== The problem ==
Please say how many lines of the entries below contain the word "icon", and leave out everything else.

== Data provided ==
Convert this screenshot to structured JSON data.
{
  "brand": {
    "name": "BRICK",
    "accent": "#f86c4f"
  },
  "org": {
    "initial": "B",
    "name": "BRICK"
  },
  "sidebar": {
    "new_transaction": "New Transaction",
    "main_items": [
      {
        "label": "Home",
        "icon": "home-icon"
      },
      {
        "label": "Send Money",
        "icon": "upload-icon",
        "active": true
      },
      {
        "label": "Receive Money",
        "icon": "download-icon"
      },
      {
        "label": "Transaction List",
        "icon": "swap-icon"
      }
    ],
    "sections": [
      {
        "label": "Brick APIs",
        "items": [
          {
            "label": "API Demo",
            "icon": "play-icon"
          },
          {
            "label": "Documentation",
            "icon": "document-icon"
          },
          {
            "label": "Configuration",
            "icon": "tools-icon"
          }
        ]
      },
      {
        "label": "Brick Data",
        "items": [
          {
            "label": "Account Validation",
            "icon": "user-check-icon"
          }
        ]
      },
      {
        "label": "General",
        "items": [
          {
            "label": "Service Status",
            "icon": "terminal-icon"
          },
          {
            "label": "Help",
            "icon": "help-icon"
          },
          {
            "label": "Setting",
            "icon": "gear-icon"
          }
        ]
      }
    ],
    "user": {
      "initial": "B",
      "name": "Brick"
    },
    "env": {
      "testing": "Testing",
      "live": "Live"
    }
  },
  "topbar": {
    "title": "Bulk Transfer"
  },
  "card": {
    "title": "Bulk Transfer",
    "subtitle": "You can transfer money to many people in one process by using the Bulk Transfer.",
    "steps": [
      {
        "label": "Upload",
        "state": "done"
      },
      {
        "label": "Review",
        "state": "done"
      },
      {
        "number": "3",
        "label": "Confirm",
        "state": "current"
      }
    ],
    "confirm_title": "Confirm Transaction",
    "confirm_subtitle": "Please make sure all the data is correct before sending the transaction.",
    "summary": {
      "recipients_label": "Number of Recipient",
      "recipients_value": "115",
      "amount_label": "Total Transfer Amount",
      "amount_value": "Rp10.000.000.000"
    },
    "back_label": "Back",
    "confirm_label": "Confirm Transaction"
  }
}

== The answer ==
11